A controversial 11,200-MW hydroelectric dam deep in the Brazilian Amazon was awarded to a nine-company consortium on April 20, setting aside years of controversy and last-minute protests.

The Belo Monte dam will harnass the Xingu River’s power.
The Belo Monte dam will harnass the Xingu River’s power.

Brazil’s electricity regulating agency Aneel awarded the tender to build and operate Belo Monte dam to the Norte Energia Consortium led by Compañía Hidro Eletrica do Sao Francisco (CHESF), a unit of state-run Centrais Eletricas Brasileiras SA. The group presented an offer to sell electricity from the project for 77.97 reais, or $44.24, per megawatt-hour.

The other companies in the consortium include Galvão, Galvão Engenharia, Junior Trading Engenharia, Serveng-Civilsan, J. Malucelli Construtora de Obras, Contern Construções e Comércio, Cetenco Engenharia and Gaia Energia e Participações.

The run-of-river dam, which will cost an estimated $11 billion, will be built on the Xingu River, a major Amazon tributary in the northern state of Para. The five-year project is scheduled to be complete as early as 2015. When completed, it will be surpassed in size only by China’s immense 22.5-GW Three Gorges scheme and the massive 14-GW Itapu facility on the border of Brazil and Paraguay.

The project will involve construction of a dam that will force much of the water to bypass a major bend in the Xingu; instead, the water would be diverted through two 500-meter canals to a powerhouse and turbines at another area of the river. Plans for the project have been modified to reduce by two-thirds the land needed for the reservoir. In turn, this strategy will slash the output of the hydroelectric project by as much as 40% during the dry season, when the water levels of the Xingu River drop precipitously. The average output during that period is expected to be in the range of 3,500 MW to 4,500 MW.

The Belo Monte auction had been bitterly opposed by indigenous groups who would be displaced by the project and by environmentalists. The Belo Monte plans call for flooding at least 440 sq kilometers.

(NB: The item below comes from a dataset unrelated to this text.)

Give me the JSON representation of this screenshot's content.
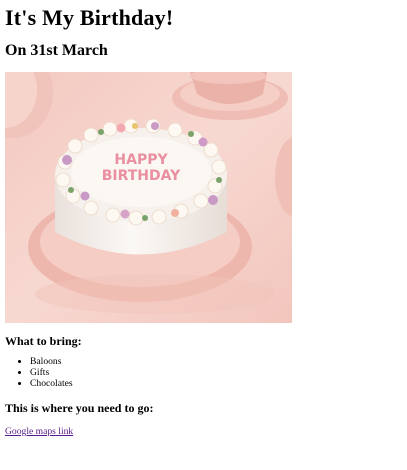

Public protests intensified in the weeks leading up to the auction and a bitter legal battle to block the proceeding—including no fewer than three injunctions—was resolved only minutes before the contract was awarded. The consortium will be required to pay for the relocation of residents who will be displaced by the project as well as paying $800 million to protect the environment.

Brazil has pushed the project as a critical piece of the nation’s growing power generation needs. At peak operation, the dam will be able to produce 6% of the country’s electricity needs.

Participation in the auction was also controversial. Norte Energia’s sole competition for the project, the Belo Monte Consortium, comprised state-owned Eletrosul Centrais Eletricas SA, construction company Andrade Gutierrez Participações, mining giant Vale SA, Furnas Centrais Eletricas, Companhia Brasileira de Alumínio and Eletrosul Centrais Elétricas.

Significant hurdles still remain for the project. Federal prosecutors who unsuccessfully tried to garner an injunction to stop the auction have said they will seek to have the proceeding declared null and void. While the project has its major environmental permit, Norte Energia Consortium must still obtain permits from the country's environmental ministry to proceed with construction.

The competition for the project suffered a setback a week prior to the auction when a group composed of Brazil’s two largest construction firms, Odebrecht and Camargo Correa, pulled out of the bidding. The companies cited the government’s energy-price cap of 83 reais, or $47.13, per megawatt-hour as making the project too risky.

To ensure participation of the remaining consortia, the government promised a 75% income-tax break and better financing terms from the state development bank.

Belo Monte isn’t the first hydroelectric scheme undertaken in Brazil using a run-of-the-river approach. Two of the largest run-of-the-river hydroelectric dams ever attempted are under construction on the Madiera River in the state of Rondonia. The San Antonio and Jirau hydro projects will produce a combined 6,440 MW when completed by 2015.